In a quickwrite, students are given a prompt before a read aloud or lecture, and asked two write their response to the prompt in a journal or on a piece of paper. This introduces students to the topic about to be discussed. It can also serve as a form of pre- or formative assessment for the teacher. A quickwrite would work well for Love is a Family, as the students could record their definitions about what makes a family prior to and after reading or being read the text. This could help students identify ways in which they did or didn’t change.


The Egyptian Cinderella

Title: The Egyptian Cinderella by Shirley Climo

Bibliography: Climo, S. (1989) The Egyptian Cinderella. New York, New York: Harper Collins Publishers.

Annotation: As a baby, Rhodopis was stolen from her home in Greece and sold as a slave in Egypt. The servant girls teased her, for she looked very different from them, and she was a slave. One day her master saw her dancing in the garden with her animal friends and declared that she would no longer go barefoot. The servant girls continued to tease her, saying that she could not sail to Memphis to see the Pharaoh because she had chores to do. While washing linens, a falcon, the symbol of the God Horus, grasped one of her slippers and flew away. Meanwhile, in Memphis, the Pharaoh grew bored until the falcon dropped the slipper into his lap. The Pharaoh took this act as a sign from the gods that he should marry the maiden whose feet fit this slipper. The Pharaoh journeyed to distant cities in search of his bride, finally Rhodopis was able to try on the slipper and the Pharaoh declared her the most Egyptian of all for her eyes were as green as the Nile, her hair as feathery as papyrus, and her skin as pink as a lotus flower.

Genre: Folktale

Grade Level: 1-4

Readers who will like this book: Young readers interested in ancient Egyptian culture and how it may influence folktales will love this book! It also teaches the reader the valuable lesson that diversity should be celebrated, not pushed under the rug.

Personal Response and rating: 5; this book, while capturing a fabulous version of Cinderella, also promotes embracing diversity. The Egyptian Cinderella is a symbol of loving yourself for who you are and not changing to fit in.

Question: What might be different about an Egyptian Cinderella, compared to the Cinderella(s) we have discussed before?

Reading Strategy:

a.) Story Board

b.) Storyboards are a sequence of cards on which the illustrations from The Egyptian Cinderella have been attached. Ask the students to create a timeline of events from the illustrations.

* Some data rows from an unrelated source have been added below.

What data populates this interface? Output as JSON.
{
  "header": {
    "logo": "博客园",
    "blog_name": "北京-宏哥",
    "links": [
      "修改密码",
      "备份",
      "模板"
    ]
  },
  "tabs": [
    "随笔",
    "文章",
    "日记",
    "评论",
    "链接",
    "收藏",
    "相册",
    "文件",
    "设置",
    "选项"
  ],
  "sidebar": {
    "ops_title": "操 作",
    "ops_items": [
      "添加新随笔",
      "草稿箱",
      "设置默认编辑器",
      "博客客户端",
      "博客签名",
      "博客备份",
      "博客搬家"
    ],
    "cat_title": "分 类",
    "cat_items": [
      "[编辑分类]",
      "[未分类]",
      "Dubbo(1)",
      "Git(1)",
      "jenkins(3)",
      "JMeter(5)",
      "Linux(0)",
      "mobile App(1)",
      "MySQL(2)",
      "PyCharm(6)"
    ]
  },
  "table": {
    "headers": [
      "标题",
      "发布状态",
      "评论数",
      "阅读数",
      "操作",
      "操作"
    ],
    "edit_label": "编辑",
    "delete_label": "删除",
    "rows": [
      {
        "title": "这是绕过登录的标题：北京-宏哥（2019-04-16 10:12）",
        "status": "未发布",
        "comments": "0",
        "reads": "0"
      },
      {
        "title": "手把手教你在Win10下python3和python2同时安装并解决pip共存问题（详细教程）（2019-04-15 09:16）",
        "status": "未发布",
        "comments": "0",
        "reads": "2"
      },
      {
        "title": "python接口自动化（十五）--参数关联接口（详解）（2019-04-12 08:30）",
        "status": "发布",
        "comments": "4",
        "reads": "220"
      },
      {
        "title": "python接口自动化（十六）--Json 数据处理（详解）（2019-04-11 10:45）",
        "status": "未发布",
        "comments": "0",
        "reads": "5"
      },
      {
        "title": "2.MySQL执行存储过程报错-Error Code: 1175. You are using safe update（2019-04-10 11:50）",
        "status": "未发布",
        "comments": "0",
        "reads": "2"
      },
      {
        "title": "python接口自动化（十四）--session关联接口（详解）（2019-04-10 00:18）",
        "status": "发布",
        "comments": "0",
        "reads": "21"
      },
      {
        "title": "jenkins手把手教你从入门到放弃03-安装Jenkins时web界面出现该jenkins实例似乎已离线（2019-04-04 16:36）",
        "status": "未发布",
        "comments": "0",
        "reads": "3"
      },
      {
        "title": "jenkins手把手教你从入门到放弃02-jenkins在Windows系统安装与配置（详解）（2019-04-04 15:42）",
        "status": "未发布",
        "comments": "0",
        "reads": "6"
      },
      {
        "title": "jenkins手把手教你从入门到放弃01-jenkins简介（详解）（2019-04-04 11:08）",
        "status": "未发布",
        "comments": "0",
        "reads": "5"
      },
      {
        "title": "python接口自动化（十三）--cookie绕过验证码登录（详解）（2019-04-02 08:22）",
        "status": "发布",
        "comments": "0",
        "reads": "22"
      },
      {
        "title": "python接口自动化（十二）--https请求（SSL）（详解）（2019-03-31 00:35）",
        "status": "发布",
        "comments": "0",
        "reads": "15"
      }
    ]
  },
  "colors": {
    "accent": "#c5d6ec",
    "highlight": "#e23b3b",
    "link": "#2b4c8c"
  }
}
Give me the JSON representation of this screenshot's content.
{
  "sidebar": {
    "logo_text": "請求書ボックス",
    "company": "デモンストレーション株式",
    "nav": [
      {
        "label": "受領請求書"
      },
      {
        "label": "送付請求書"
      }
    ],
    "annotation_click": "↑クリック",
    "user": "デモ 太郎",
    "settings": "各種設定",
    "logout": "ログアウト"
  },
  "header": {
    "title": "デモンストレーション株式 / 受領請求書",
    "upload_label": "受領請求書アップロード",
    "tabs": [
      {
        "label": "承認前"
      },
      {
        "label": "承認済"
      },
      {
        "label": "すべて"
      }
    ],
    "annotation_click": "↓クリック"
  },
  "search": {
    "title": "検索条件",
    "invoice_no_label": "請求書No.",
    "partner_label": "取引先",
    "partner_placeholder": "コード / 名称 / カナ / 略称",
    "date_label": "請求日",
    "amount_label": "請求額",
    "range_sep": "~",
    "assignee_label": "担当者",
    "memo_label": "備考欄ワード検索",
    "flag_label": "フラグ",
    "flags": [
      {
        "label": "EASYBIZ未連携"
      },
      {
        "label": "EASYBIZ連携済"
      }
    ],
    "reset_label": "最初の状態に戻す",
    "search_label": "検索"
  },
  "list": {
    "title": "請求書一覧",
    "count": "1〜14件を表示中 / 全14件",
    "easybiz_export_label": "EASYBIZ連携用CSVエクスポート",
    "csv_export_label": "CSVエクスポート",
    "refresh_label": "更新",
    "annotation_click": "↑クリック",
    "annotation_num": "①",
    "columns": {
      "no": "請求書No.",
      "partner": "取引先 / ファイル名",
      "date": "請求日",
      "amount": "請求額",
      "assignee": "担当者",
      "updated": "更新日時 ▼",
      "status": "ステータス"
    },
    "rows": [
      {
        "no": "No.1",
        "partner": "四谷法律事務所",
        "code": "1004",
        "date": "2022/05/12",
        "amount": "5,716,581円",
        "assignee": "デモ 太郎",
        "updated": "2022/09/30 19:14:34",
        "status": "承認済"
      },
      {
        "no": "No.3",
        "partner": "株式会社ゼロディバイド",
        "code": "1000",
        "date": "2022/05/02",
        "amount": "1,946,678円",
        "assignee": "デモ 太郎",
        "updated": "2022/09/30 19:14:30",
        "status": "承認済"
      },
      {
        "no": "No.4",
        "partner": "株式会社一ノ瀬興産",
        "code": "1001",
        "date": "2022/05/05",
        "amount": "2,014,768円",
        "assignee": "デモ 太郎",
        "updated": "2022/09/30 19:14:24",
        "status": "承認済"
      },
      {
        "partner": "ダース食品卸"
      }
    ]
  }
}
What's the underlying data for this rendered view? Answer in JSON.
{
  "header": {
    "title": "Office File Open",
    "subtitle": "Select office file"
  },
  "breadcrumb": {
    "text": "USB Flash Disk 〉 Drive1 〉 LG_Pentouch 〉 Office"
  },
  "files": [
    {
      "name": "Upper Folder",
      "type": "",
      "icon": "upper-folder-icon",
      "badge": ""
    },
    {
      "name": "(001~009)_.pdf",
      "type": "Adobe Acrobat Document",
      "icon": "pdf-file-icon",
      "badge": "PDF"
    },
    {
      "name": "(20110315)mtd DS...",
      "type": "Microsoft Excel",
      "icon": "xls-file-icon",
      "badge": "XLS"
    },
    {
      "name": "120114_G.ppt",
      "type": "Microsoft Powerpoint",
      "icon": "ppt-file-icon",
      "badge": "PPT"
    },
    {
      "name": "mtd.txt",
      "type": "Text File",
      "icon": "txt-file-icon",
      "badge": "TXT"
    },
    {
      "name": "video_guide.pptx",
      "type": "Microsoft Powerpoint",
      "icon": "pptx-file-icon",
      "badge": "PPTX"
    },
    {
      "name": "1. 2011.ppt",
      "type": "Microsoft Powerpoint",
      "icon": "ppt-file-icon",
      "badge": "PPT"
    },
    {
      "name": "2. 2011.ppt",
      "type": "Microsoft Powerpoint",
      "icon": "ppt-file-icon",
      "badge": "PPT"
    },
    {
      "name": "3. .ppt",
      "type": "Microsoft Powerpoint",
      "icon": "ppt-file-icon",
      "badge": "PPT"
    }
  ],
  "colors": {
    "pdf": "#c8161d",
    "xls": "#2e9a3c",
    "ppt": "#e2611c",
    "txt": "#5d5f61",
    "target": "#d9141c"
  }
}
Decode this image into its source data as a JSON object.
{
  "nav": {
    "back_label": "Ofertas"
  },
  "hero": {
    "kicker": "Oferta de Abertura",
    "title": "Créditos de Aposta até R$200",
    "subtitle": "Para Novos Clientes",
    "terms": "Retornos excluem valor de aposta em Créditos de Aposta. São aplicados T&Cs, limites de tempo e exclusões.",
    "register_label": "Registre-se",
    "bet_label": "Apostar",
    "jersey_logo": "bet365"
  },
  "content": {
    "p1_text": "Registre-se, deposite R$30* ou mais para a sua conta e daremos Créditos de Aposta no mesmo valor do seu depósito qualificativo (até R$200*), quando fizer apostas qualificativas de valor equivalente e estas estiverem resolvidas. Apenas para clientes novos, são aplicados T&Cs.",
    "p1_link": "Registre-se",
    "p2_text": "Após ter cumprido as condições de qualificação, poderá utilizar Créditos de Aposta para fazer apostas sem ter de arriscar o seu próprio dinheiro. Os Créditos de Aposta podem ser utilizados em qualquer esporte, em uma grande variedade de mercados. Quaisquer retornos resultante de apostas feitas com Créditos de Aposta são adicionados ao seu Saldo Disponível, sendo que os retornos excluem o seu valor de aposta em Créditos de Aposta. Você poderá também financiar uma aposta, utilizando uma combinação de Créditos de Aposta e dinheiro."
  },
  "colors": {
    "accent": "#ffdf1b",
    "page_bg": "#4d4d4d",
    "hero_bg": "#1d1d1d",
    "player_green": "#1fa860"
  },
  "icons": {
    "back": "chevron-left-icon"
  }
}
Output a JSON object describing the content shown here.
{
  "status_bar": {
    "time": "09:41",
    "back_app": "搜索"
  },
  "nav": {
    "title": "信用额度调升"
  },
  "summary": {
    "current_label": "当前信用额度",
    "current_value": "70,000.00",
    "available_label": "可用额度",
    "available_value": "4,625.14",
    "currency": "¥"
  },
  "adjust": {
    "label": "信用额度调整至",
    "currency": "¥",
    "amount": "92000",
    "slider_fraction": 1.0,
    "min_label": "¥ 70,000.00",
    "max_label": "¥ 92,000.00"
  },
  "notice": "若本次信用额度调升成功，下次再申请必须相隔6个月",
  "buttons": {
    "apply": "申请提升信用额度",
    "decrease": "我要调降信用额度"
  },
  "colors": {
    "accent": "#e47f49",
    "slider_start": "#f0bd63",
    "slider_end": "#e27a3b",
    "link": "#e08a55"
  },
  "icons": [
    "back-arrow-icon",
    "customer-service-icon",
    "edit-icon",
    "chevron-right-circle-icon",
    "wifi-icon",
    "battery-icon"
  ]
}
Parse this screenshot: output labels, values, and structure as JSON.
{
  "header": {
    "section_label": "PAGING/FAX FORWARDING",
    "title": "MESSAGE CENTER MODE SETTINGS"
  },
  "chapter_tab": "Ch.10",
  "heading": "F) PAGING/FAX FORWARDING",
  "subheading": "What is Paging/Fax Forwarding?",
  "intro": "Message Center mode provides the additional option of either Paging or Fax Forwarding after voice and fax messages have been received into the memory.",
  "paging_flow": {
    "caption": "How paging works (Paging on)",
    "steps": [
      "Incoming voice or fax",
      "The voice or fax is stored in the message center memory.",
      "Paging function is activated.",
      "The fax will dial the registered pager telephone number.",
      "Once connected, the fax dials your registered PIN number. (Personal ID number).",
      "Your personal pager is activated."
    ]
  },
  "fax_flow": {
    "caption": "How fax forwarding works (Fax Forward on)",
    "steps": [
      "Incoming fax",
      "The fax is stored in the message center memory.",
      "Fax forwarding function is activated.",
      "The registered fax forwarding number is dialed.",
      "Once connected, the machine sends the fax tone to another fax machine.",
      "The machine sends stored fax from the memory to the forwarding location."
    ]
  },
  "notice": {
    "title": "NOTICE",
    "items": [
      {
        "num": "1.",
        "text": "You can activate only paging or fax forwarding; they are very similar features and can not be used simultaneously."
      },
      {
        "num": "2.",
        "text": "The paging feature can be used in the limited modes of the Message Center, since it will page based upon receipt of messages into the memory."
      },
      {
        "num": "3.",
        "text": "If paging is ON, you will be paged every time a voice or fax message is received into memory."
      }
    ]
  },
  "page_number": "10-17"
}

c.) Using a storyboard for this book will help the teacher evaluate the comprehension of the students pertaining to the book. If being used in a unit on comparing different versions of Cinderella stories, this would be a great first lesson, a great foundation for scaffolding.